● Exercise requirements:
Each line with the string "Remove" is to be copied from the records below.

:: Supplied entries ::

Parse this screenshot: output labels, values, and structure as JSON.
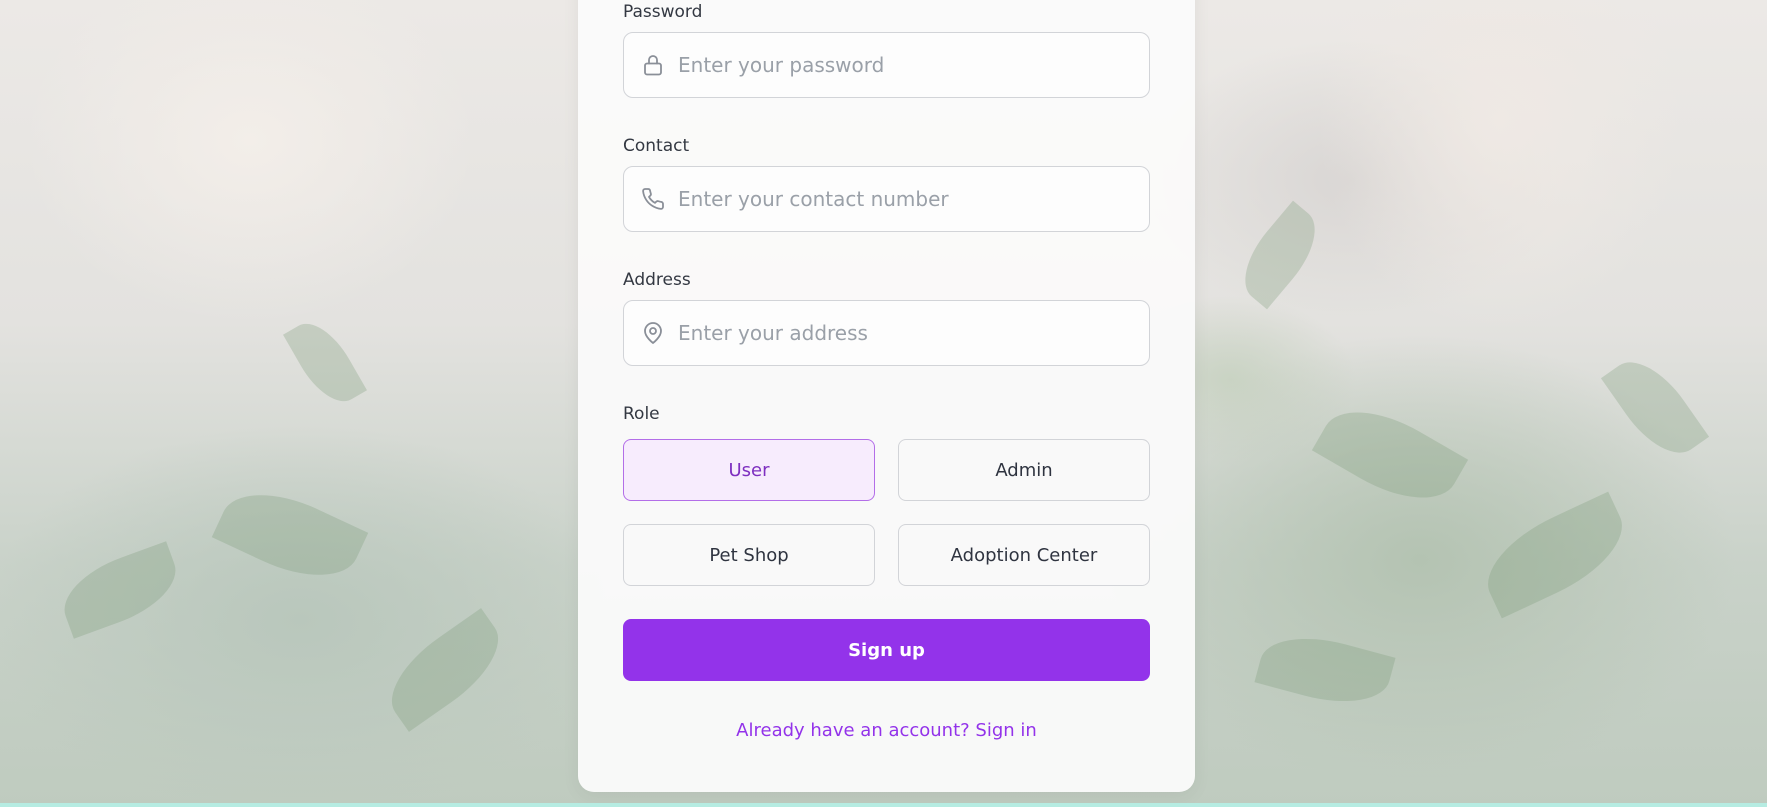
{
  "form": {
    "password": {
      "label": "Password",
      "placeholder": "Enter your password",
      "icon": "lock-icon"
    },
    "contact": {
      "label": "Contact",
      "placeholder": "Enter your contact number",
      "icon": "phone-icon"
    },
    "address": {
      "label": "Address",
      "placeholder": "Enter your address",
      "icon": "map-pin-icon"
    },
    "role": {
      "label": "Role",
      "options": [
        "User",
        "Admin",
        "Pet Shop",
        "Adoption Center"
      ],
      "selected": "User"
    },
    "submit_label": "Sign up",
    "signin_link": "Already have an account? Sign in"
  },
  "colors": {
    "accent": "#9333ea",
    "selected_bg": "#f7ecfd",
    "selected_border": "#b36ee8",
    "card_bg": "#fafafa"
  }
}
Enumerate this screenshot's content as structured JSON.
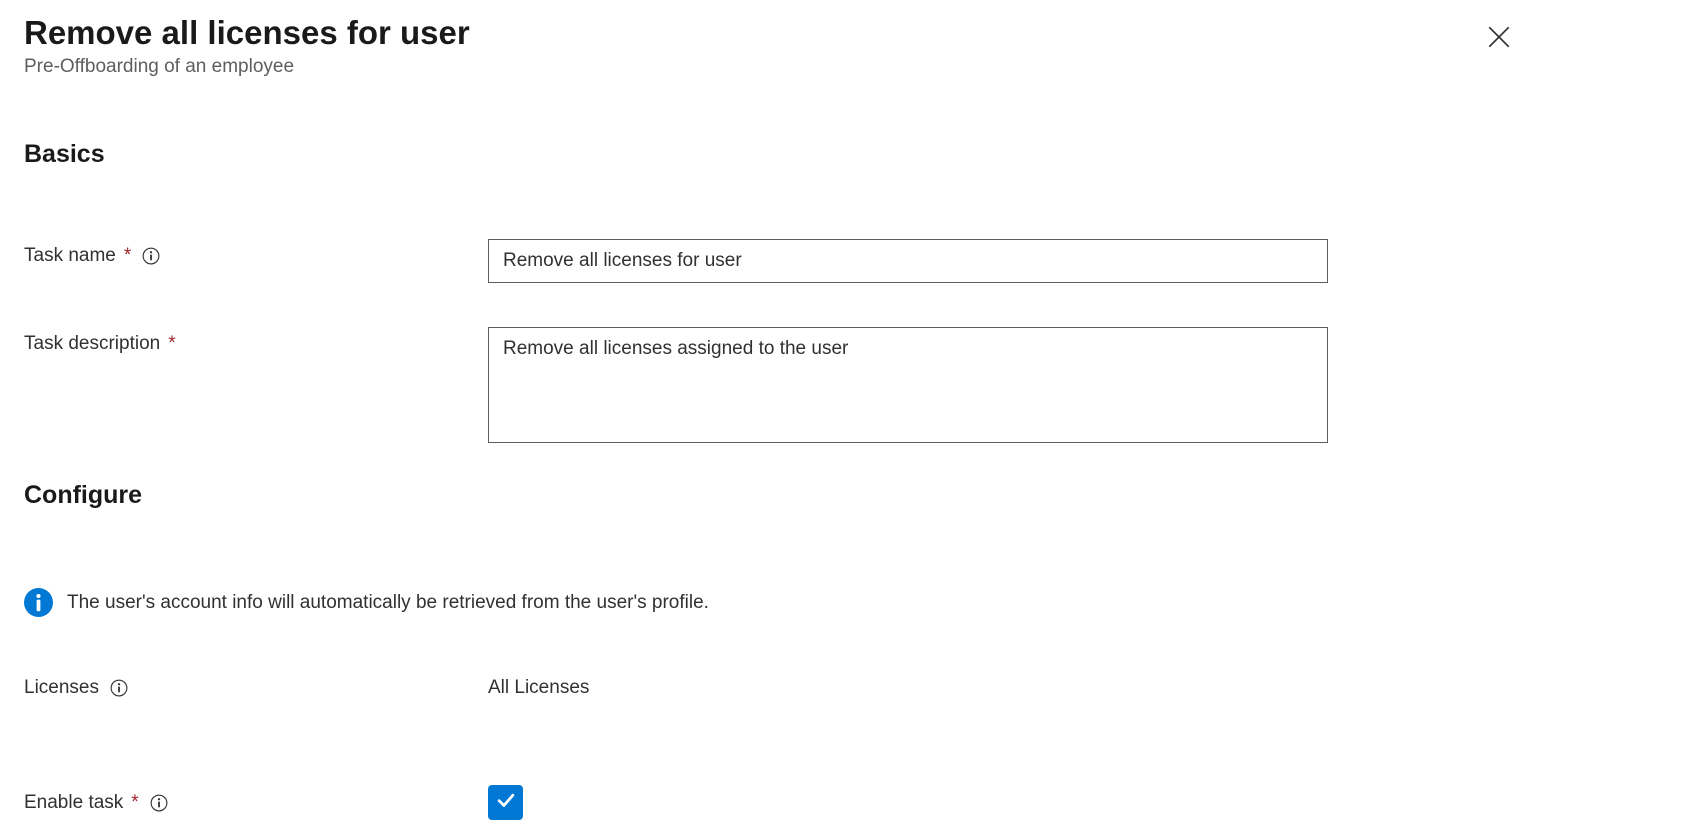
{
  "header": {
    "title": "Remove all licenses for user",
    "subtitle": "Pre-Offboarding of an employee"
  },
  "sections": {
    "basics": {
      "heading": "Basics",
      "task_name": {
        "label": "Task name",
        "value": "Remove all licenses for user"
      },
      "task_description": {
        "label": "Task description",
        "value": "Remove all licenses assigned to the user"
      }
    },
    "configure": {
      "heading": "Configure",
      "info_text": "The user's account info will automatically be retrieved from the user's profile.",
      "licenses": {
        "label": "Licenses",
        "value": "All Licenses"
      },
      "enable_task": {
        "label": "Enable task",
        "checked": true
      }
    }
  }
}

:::

● Result:
    "title": "Remove all licenses for user",
        "value": "Remove all licenses for user"
        "value": "Remove all licenses assigned to the user"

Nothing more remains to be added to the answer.